Acupuncture does not cover up your symptoms. It relieves them. Acupuncture does not have the reputation of transitory symptom management. Our results normally outlast the treatment cycle.
Acupuncturists are specialists, honing their techniques over 3-4 years of careful study and application on thousands of patients. We also have full benefit of 3000+ years of shoulders to stand upon, having been trained in sophisticated diagnostics and the unique mindset of Chinese medicine. Licensed Acupuncturists are trained 2500-3500 hours, whereas chiropractors, trained similarly for their licenses, are only required 100 hours of training to practice acupuncture, making Minnesota one of the most lenient states in the country for this dual licensing. With this in mind, chiropractors cannot legally treat patient solely with acupuncture, but “may utilize acupuncture to prepare for or complement a chiropractic adjustment.” Even though acupuncture carries little risk, not getting expert care from a licensed acupuncturist may simply be a waste of time or risk chronic persistent disease through ineffective care.
Insurers are increasingly paying for acupuncture because of its cost effectiveness in treating a variety of symptoms. Please check with your insurance company to see if acupuncture services are covered and notify us when you come in for your first appointment.
Herbs are an essential part of Chinese medicine. We will prescribe herbs if needed based on your specific disease pattern. Chinese herbology is highly individualized and requires a great amount of sophistication to practice effectively. We use the safest and the highest-quality formulas available. All of our products have been tested and meet the strictest biological and environmental standards.
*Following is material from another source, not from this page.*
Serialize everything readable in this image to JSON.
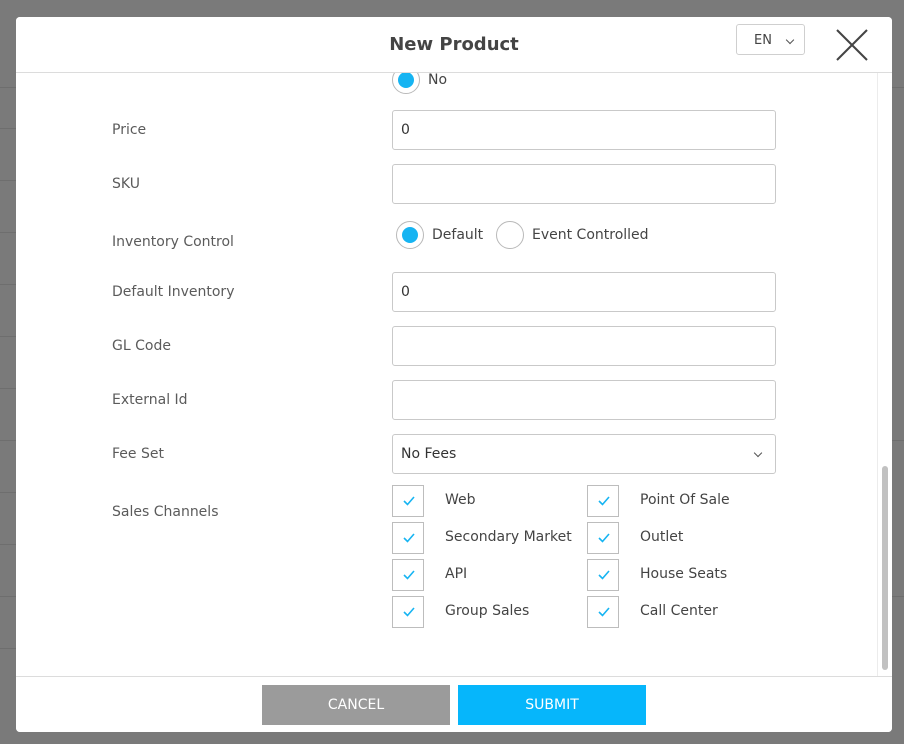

For more on Chinese Herbs Click Here
The term “dry needling” was coined by Janet Travell, MD, to distinguish it from “wet needling,” or hypodermic injections. Dry Needling referred originally to a hypodermic needle on an empty syringe that is inserted into the body without injection.
The meaning of dry needling has expanded to include the same monofilament needles used in acupuncture. This happened for two reasons. First, acupuncture needles are safer and significantly less painful than hypodermic needles. Secondly, non-acupuncturists have been able to get around laws protecting the application of acupuncture solely by licensed acupuncturists with formal training (3-4 years graduate training, 2500-4000 hours). Currently, medical doctors, chiropractors, osteopaths, and physical therapists are among the biomedical healthcare providers who perform dry needling. In Minnesota, any of these non-acupuncturist providers can practice dry needling with a 100-hour certification course. Chiropractors may even advertise that they provide acupuncture after such a course, though may only do so as an adjunct to Chiropractic adjustments.
Dry Needling falls under the umbrella of acupuncture. It is an ancient technique to illicit a response in the local tissue to decrease pain and increase function. It is something that most acupuncturists, especially in the US, are already using as part of a comprehensive treatment strategy. For instance, in 2003, the national board (NCCAOM) found 82% of acupuncturists surveyed used needling of trigger points in patients that presented with pain.
One argument is that Dry Needling is derived from a biomedical perspective, meaning that with an understanding of physiology and anatomy, tissue can be targeted more effectively. This is true! Therefore, to assure you are getting a provider with the best possible skillset, choose a Sports Medicine Acupuncture certified acupuncturist that has had additional training in biomedical diagnostics as well as the acupuncture (and dry needling) expertise to get the most out of your treatments.